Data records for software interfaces
##########
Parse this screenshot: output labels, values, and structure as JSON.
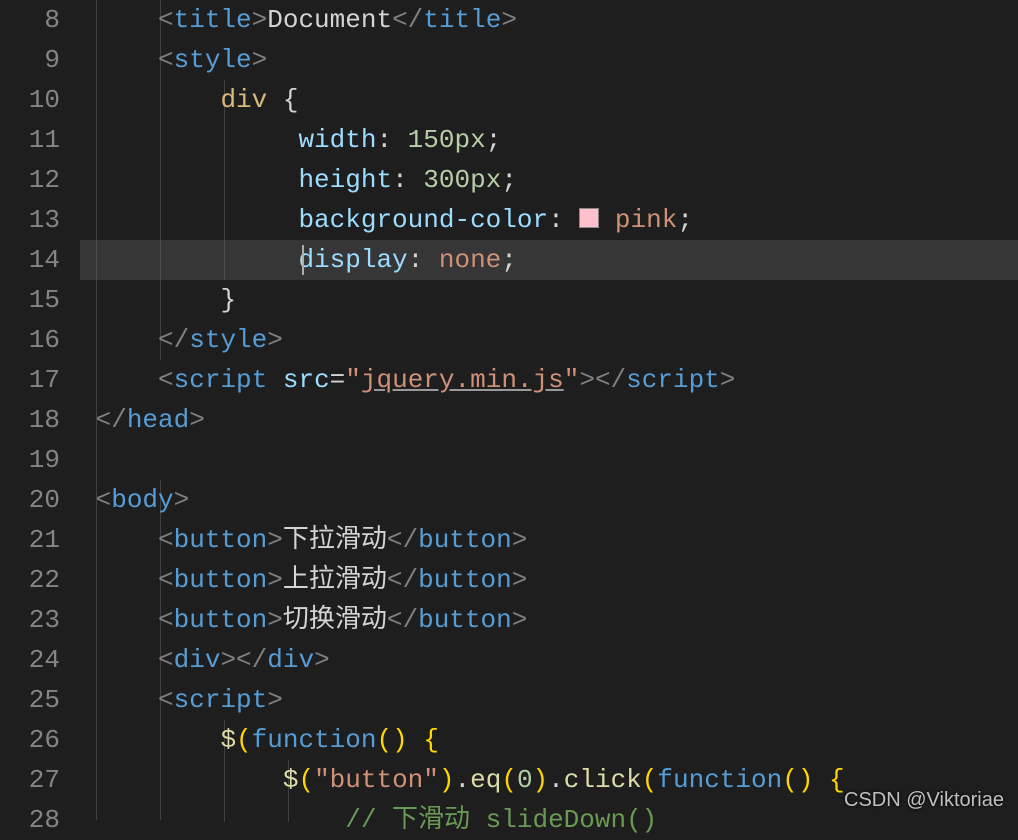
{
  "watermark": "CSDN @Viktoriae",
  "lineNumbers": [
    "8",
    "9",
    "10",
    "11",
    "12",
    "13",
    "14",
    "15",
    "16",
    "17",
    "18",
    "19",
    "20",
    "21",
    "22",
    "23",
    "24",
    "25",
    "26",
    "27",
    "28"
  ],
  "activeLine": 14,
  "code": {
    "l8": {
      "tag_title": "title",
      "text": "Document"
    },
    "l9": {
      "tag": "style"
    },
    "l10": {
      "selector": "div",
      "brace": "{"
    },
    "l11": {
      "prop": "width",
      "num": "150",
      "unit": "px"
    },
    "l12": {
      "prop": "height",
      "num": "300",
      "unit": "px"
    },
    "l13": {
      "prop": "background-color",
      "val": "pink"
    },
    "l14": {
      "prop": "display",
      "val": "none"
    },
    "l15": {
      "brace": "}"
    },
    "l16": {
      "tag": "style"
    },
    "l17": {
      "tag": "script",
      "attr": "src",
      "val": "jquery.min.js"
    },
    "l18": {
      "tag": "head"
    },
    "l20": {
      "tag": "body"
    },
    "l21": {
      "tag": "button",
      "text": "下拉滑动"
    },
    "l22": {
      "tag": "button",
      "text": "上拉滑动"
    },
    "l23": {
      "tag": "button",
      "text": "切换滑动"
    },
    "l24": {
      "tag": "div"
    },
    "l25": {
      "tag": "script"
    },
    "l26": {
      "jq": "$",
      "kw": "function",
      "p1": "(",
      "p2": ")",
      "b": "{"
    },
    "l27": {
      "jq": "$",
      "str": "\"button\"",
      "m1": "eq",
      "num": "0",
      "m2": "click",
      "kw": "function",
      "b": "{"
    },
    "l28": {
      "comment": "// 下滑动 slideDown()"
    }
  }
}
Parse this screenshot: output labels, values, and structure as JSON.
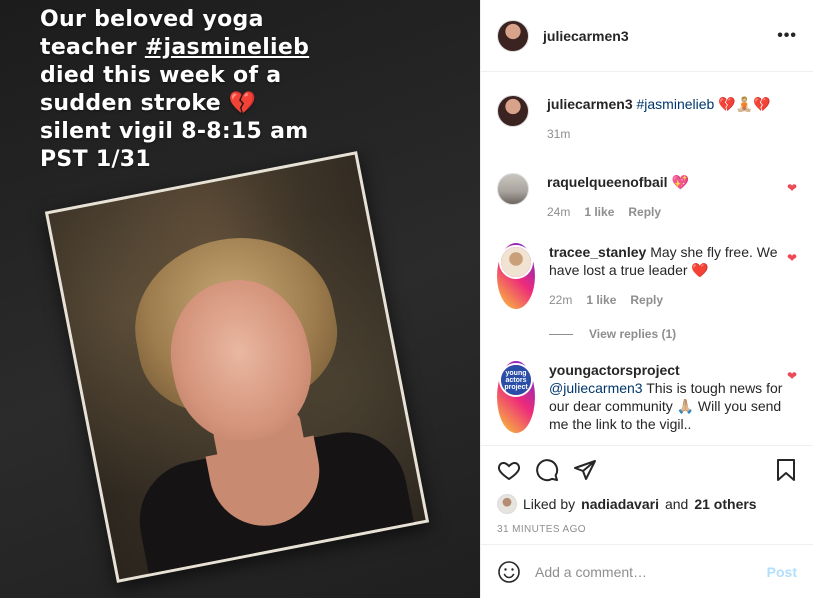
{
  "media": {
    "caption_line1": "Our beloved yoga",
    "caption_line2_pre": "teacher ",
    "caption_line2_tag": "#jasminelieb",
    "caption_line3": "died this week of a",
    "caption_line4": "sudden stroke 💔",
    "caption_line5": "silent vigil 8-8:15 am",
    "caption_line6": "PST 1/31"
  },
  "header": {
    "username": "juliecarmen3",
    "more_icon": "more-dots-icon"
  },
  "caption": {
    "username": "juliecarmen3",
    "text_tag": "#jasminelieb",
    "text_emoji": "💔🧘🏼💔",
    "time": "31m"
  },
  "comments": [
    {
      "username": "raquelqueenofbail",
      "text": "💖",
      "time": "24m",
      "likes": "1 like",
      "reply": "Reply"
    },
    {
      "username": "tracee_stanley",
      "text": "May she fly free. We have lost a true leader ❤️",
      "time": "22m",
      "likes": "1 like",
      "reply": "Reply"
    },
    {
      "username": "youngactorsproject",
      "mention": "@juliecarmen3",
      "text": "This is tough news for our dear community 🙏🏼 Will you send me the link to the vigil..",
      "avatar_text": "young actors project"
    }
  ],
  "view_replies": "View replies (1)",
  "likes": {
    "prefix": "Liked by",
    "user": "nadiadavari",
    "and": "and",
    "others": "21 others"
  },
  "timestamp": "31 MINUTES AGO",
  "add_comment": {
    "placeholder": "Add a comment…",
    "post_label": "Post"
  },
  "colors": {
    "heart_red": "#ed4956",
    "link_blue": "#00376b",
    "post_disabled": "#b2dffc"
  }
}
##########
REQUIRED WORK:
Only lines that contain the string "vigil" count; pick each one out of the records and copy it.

RESPONSE TO THE EXERCISE:
    "caption_line5": "silent vigil 8-8:15 am",
      "text": "This is tough news for our dear community 🙏🏼 Will you send me the link to the vigil..",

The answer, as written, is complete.